WHAT YOU SHOULD DO>
Go through the records and give each one again exactly.

RECORDS FOR THE EXERCISE>
|---|

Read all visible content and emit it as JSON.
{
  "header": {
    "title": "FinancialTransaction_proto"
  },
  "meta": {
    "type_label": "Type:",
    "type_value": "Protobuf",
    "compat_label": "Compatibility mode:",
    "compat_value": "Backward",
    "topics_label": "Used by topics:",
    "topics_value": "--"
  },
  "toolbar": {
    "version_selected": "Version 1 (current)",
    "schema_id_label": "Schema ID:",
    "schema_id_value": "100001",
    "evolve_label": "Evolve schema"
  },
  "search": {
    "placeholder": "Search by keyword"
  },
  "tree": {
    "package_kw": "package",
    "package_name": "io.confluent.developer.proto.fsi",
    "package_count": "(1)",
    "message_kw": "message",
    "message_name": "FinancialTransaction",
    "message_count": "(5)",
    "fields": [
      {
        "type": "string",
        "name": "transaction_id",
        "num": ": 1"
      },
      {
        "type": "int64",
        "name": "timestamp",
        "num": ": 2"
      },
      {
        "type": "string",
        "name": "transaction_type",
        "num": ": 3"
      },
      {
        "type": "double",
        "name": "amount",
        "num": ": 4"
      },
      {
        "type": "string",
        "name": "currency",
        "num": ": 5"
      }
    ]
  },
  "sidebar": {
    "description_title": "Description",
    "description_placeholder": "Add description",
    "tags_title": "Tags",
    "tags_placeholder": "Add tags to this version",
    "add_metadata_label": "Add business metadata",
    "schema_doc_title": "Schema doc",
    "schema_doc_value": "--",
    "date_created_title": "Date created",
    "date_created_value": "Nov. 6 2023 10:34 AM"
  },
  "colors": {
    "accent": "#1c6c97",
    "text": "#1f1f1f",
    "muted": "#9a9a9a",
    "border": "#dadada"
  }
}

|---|

RESPONSE BOX>
Read all visible content and emit it as JSON.
{
  "header": {
    "title": "FinancialTransaction_proto"
  },
  "meta": {
    "type_label": "Type:",
    "type_value": "Protobuf",
    "compat_label": "Compatibility mode:",
    "compat_value": "Backward",
    "topics_label": "Used by topics:",
    "topics_value": "--"
  },
  "toolbar": {
    "version_selected": "Version 1 (current)",
    "schema_id_label": "Schema ID:",
    "schema_id_value": "100001",
    "evolve_label": "Evolve schema"
  },
  "search": {
    "placeholder": "Search by keyword"
  },
  "tree": {
    "package_kw": "package",
    "package_name": "io.confluent.developer.proto.fsi",
    "package_count": "(1)",
    "message_kw": "message",
    "message_name": "FinancialTransaction",
    "message_count": "(5)",
    "fields": [
      {
        "type": "string",
        "name": "transaction_id",
        "num": ": 1"
      },
      {
        "type": "int64",
        "name": "timestamp",
        "num": ": 2"
      },
      {
        "type": "string",
        "name": "transaction_type",
        "num": ": 3"
      },
      {
        "type": "double",
        "name": "amount",
        "num": ": 4"
      },
      {
        "type": "string",
        "name": "currency",
        "num": ": 5"
      }
    ]
  },
  "sidebar": {
    "description_title": "Description",
    "description_placeholder": "Add description",
    "tags_title": "Tags",
    "tags_placeholder": "Add tags to this version",
    "add_metadata_label": "Add business metadata",
    "schema_doc_title": "Schema doc",
    "schema_doc_value": "--",
    "date_created_title": "Date created",
    "date_created_value": "Nov. 6 2023 10:34 AM"
  },
  "colors": {
    "accent": "#1c6c97",
    "text": "#1f1f1f",
    "muted": "#9a9a9a",
    "border": "#dadada"
  }
}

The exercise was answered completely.